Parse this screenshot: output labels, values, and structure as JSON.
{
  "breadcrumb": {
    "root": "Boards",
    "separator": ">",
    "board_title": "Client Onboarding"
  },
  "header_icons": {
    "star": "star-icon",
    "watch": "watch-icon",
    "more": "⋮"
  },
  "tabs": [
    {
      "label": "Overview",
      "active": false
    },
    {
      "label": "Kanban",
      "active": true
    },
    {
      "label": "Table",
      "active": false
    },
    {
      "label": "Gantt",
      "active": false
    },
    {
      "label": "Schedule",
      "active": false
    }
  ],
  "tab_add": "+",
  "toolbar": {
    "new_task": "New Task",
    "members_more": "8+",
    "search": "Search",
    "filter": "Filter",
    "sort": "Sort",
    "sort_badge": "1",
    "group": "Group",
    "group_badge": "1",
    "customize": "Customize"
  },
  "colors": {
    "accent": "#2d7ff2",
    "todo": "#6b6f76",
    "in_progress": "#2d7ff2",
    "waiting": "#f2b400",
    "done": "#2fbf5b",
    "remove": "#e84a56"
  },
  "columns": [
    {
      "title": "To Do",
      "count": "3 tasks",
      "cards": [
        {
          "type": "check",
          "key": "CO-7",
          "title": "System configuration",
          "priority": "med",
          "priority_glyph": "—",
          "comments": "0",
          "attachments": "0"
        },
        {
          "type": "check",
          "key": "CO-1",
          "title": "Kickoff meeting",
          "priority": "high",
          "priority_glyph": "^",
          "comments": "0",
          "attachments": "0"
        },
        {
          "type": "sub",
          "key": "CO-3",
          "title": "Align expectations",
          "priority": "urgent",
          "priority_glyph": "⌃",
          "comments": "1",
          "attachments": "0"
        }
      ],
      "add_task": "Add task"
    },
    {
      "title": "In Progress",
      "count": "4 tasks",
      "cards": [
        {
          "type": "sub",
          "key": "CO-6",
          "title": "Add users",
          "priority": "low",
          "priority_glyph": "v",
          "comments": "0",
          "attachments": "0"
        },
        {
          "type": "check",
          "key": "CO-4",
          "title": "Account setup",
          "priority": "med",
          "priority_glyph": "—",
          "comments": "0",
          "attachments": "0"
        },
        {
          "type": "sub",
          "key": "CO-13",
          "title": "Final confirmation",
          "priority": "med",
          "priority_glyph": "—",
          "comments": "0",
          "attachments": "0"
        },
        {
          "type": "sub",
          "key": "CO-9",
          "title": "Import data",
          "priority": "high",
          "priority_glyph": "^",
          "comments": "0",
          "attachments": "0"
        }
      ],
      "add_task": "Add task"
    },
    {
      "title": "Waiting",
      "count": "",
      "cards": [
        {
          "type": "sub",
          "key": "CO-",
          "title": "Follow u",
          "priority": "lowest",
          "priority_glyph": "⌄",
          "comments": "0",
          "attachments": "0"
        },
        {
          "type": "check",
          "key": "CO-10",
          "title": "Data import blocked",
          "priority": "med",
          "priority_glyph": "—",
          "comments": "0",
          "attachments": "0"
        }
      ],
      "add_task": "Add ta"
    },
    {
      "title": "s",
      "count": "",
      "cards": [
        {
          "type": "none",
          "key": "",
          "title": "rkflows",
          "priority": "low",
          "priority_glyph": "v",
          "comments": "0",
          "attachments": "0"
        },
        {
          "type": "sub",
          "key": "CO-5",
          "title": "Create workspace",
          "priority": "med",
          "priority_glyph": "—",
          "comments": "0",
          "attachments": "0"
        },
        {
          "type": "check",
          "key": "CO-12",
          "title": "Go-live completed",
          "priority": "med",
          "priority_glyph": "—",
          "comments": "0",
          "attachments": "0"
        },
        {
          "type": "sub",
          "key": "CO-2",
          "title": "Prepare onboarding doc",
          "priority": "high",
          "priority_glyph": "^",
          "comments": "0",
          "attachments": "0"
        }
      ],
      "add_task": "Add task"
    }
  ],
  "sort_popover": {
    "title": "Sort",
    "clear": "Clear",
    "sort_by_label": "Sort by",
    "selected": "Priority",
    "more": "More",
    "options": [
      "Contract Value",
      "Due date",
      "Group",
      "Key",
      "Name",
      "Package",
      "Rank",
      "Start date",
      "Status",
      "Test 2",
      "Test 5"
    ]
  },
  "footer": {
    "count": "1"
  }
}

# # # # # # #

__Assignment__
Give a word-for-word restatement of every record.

__Answer to the exercise__
Parse this screenshot: output labels, values, and structure as JSON.
{
  "breadcrumb": {
    "root": "Boards",
    "separator": ">",
    "board_title": "Client Onboarding"
  },
  "header_icons": {
    "star": "star-icon",
    "watch": "watch-icon",
    "more": "⋮"
  },
  "tabs": [
    {
      "label": "Overview",
      "active": false
    },
    {
      "label": "Kanban",
      "active": true
    },
    {
      "label": "Table",
      "active": false
    },
    {
      "label": "Gantt",
      "active": false
    },
    {
      "label": "Schedule",
      "active": false
    }
  ],
  "tab_add": "+",
  "toolbar": {
    "new_task": "New Task",
    "members_more": "8+",
    "search": "Search",
    "filter": "Filter",
    "sort": "Sort",
    "sort_badge": "1",
    "group": "Group",
    "group_badge": "1",
    "customize": "Customize"
  },
  "colors": {
    "accent": "#2d7ff2",
    "todo": "#6b6f76",
    "in_progress": "#2d7ff2",
    "waiting": "#f2b400",
    "done": "#2fbf5b",
    "remove": "#e84a56"
  },
  "columns": [
    {
      "title": "To Do",
      "count": "3 tasks",
      "cards": [
        {
          "type": "check",
          "key": "CO-7",
          "title": "System configuration",
          "priority": "med",
          "priority_glyph": "—",
          "comments": "0",
          "attachments": "0"
        },
        {
          "type": "check",
          "key": "CO-1",
          "title": "Kickoff meeting",
          "priority": "high",
          "priority_glyph": "^",
          "comments": "0",
          "attachments": "0"
        },
        {
          "type": "sub",
          "key": "CO-3",
          "title": "Align expectations",
          "priority": "urgent",
          "priority_glyph": "⌃",
          "comments": "1",
          "attachments": "0"
        }
      ],
      "add_task": "Add task"
    },
    {
      "title": "In Progress",
      "count": "4 tasks",
      "cards": [
        {
          "type": "sub",
          "key": "CO-6",
          "title": "Add users",
          "priority": "low",
          "priority_glyph": "v",
          "comments": "0",
          "attachments": "0"
        },
        {
          "type": "check",
          "key": "CO-4",
          "title": "Account setup",
          "priority": "med",
          "priority_glyph": "—",
          "comments": "0",
          "attachments": "0"
        },
        {
          "type": "sub",
          "key": "CO-13",
          "title": "Final confirmation",
          "priority": "med",
          "priority_glyph": "—",
          "comments": "0",
          "attachments": "0"
        },
        {
          "type": "sub",
          "key": "CO-9",
          "title": "Import data",
          "priority": "high",
          "priority_glyph": "^",
          "comments": "0",
          "attachments": "0"
        }
      ],
      "add_task": "Add task"
    },
    {
      "title": "Waiting",
      "count": "",
      "cards": [
        {
          "type": "sub",
          "key": "CO-",
          "title": "Follow u",
          "priority": "lowest",
          "priority_glyph": "⌄",
          "comments": "0",
          "attachments": "0"
        },
        {
          "type": "check",
          "key": "CO-10",
          "title": "Data import blocked",
          "priority": "med",
          "priority_glyph": "—",
          "comments": "0",
          "attachments": "0"
        }
      ],
      "add_task": "Add ta"
    },
    {
      "title": "s",
      "count": "",
      "cards": [
        {
          "type": "none",
          "key": "",
          "title": "rkflows",
          "priority": "low",
          "priority_glyph": "v",
          "comments": "0",
          "attachments": "0"
        },
        {
          "type": "sub",
          "key": "CO-5",
          "title": "Create workspace",
          "priority": "med",
          "priority_glyph": "—",
          "comments": "0",
          "attachments": "0"
        },
        {
          "type": "check",
          "key": "CO-12",
          "title": "Go-live completed",
          "priority": "med",
          "priority_glyph": "—",
          "comments": "0",
          "attachments": "0"
        },
        {
          "type": "sub",
          "key": "CO-2",
          "title": "Prepare onboarding doc",
          "priority": "high",
          "priority_glyph": "^",
          "comments": "0",
          "attachments": "0"
        }
      ],
      "add_task": "Add task"
    }
  ],
  "sort_popover": {
    "title": "Sort",
    "clear": "Clear",
    "sort_by_label": "Sort by",
    "selected": "Priority",
    "more": "More",
    "options": [
      "Contract Value",
      "Due date",
      "Group",
      "Key",
      "Name",
      "Package",
      "Rank",
      "Start date",
      "Status",
      "Test 2",
      "Test 5"
    ]
  },
  "footer": {
    "count": "1"
  }
}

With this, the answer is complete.